Introduction: LED Art With Paper Circuits (Lesson Plan)

About: I am a Makerspace/Technology Teacher on the International School of Aruba. I teach STEAM lessons in our Makerspace with kids from grade 4 till grade 12. I love tinkering, discovering and making, so I made it m…

Paper circuits are cool. The kids love it to create a simple circuit and get an LED light up. But after a while it gets a little boring. So I thought of a better use with paper circuits and teaching elementary students electronics. They were able to make these pieces of art with a maximum of 3 LEDs. I will write this Instructable as a lesson plan, but you can of course use it for your own joy as well.

Step 1: Materials

  • cardboard.
    It depends on how big you want it. I made it 20 by 30 cm. And how many you need for the amount of students.
  • LEDs.
    (I gave 3 per student)
  • Batteries
    I used CR2032 3V batteries. 1 per student
  • Coppertape
    It also depends on how much you need on the demands of the students. I made a link above, so you can order it straight away from Amazon. If that will not work or is hard to access, you can also use strips of aluminum foil and glue that to the cardboard. That will work too.
  • Markers
  • and a happy mood!

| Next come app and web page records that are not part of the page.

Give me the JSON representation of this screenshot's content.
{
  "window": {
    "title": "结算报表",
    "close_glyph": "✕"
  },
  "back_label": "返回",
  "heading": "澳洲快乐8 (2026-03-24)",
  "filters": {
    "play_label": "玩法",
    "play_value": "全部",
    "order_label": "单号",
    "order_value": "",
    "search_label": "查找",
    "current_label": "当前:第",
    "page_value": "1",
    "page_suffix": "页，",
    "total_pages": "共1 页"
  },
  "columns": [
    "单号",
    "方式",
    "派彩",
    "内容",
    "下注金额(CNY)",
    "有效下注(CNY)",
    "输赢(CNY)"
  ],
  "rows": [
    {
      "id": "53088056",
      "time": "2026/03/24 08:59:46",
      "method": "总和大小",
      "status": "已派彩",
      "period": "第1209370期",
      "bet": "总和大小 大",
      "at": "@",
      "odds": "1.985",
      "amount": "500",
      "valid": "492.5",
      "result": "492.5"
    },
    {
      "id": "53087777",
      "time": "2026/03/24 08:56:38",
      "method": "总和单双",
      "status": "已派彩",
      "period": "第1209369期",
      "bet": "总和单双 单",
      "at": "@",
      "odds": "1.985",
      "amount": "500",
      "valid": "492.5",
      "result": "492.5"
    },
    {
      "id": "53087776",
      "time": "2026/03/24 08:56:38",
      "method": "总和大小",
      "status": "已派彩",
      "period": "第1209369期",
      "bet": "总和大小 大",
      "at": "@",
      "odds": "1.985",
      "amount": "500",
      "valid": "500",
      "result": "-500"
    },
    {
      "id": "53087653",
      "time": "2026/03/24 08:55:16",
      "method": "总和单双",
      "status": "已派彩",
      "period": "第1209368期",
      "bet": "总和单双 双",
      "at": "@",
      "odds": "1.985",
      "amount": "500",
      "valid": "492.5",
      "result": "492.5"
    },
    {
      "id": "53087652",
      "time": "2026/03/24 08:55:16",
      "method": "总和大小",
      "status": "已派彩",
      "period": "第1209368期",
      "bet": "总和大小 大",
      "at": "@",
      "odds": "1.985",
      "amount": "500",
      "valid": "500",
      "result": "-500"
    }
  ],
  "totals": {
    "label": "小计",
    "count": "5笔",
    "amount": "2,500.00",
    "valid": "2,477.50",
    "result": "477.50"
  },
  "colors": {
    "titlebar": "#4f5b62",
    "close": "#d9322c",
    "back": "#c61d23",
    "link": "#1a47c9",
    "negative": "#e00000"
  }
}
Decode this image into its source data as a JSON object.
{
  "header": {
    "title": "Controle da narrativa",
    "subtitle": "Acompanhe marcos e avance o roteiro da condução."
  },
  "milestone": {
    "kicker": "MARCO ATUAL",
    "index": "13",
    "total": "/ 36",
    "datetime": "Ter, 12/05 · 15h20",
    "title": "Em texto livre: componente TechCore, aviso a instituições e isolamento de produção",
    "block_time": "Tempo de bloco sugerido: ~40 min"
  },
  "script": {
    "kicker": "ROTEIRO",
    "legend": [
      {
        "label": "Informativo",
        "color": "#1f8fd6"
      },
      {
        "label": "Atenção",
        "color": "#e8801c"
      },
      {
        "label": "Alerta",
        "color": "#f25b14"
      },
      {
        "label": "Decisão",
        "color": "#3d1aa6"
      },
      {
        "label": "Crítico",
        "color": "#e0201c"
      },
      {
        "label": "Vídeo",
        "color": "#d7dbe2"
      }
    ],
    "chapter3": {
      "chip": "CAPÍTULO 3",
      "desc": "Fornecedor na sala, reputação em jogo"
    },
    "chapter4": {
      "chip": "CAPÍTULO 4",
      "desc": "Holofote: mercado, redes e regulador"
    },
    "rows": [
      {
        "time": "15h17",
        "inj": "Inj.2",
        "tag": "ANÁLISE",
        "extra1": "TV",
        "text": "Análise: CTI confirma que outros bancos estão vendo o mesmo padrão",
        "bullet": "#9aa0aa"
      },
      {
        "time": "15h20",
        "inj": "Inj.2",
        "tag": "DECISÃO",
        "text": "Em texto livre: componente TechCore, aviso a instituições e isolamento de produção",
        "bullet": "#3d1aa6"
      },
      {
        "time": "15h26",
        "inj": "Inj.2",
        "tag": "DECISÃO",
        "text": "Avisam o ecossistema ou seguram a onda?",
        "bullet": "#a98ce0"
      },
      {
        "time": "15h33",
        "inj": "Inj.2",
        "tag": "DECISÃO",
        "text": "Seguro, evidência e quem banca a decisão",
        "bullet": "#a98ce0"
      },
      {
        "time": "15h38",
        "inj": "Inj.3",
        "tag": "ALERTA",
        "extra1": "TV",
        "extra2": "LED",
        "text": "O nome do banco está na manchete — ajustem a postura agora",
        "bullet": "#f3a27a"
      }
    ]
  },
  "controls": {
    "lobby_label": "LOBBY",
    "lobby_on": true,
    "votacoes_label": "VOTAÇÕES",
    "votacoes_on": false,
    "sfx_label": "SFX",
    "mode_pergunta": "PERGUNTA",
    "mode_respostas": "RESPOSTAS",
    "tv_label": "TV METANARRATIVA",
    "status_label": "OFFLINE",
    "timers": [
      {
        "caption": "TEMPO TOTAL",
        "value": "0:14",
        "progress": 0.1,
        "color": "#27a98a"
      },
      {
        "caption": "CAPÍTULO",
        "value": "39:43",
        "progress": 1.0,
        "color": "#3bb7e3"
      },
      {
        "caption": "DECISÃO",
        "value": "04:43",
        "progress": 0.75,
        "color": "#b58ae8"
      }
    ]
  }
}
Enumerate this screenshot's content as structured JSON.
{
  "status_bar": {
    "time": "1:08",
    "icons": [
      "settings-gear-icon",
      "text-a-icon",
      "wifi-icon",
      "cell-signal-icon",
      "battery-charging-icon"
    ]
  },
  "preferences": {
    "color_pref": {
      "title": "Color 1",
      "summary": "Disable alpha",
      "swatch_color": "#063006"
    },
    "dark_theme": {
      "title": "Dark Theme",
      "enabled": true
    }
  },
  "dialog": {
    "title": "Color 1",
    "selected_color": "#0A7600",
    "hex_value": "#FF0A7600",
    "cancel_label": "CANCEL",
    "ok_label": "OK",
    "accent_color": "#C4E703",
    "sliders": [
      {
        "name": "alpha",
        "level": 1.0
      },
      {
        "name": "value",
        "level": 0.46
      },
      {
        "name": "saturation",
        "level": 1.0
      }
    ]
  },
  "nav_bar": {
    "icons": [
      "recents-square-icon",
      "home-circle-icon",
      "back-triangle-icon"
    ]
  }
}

Let's begin!

Step 2: Introduction: Circuits

(10-15 minute introduction)

Before you start you have to teach the children already some concepts about building circuits. In my case the children already had build simple circuits before. But it's always good to recap.

You start the lesson with explaining that today we will be going to build a custom circuit that they will design completely themselves. Recap of what they already know from the last lesson, or introduce the concept of building circuits. For this lesson we will build parallel circuits, so that you can light up multiple LEDs on just one battery.

Use the drawings I provided with this lesson to explain the circuits. Then explain they will get a piece of cardboard where they can draw anything they like. After they are done drawing, they will poke holes with a nail into the cardboard to push the LEDs through. Tell them that LEDs have a long leg and a short leg. That's important because it will indicate which of the legs of the LED is the negative and the positive. If they aren't connected right, your LED will not light up. Make sure that all the legs will point in the same direction. That will make it later on easier when you have to connect all of them.

It also helps if you have already made an example for them.

After the theory, let the children start.

Step 3: Draw

The children go and draw whatever they like with markers on the piece of cardboard they were provided.

Step 4: Build the Circuit!

Once the children are done drawing, they decide where to place the LEDs. That's where they will poke the holes through the cardboard.

When the holes are made, they draw the circuit with a marker on the back of the cardboard. A little piece of paper will be glued on the back, to make the connection for the battery later.

***I had the children come to me to check if they had drawn the circuit right.***

Then we use the adhesive copper tape to tape it over the lines: The circuit is getting shape.

The LEDs are put in the holes and their legs bend over the copper tape. It's really important that all the long legs are on one side (the + side) so they will light up. I had the children put some copper tape over the legs too, so we'll be sure that a connection is made.

Place the battery with the minus side on the copper tape with the sign -. Bend the paper over to the plus side and the circuit is complete: The LEDs will light up!

I added also an photo of work of the students (the last one).The student wanted to have his LEDs constantly on, so he just taped the battery to the back. You can see it's not that super neat, but it works and for today that's all that matters.

Step 5: Make the Stands

Cut two triangles of cardboard and glue them with hot glue to the back. So you can have your piece of artwork standing up straight

Step 6: Final Results

Here's some final results of the children.

I am a proud teacher! I hope you all had as much fun as I had!

Step 7: Next Generation Science Standards

The Next Generation Science Standards (NGSS) are K–12 science content standards. Standards set the expectations for what students should know and be able to do. The NGSS were developed by states to improve science education for all students.

This lesson includes the following Standards:
4-PS3-4 Energy

(including 4-PS3-1, 4-PS3-2, 4-PS3-3 and 4-PS3-4)

3-5-ETS1-1 Engineering Design

3-5-ETS1-3 Engineering Design

Epilog Challenge 9

Participated in the
Epilog Challenge 9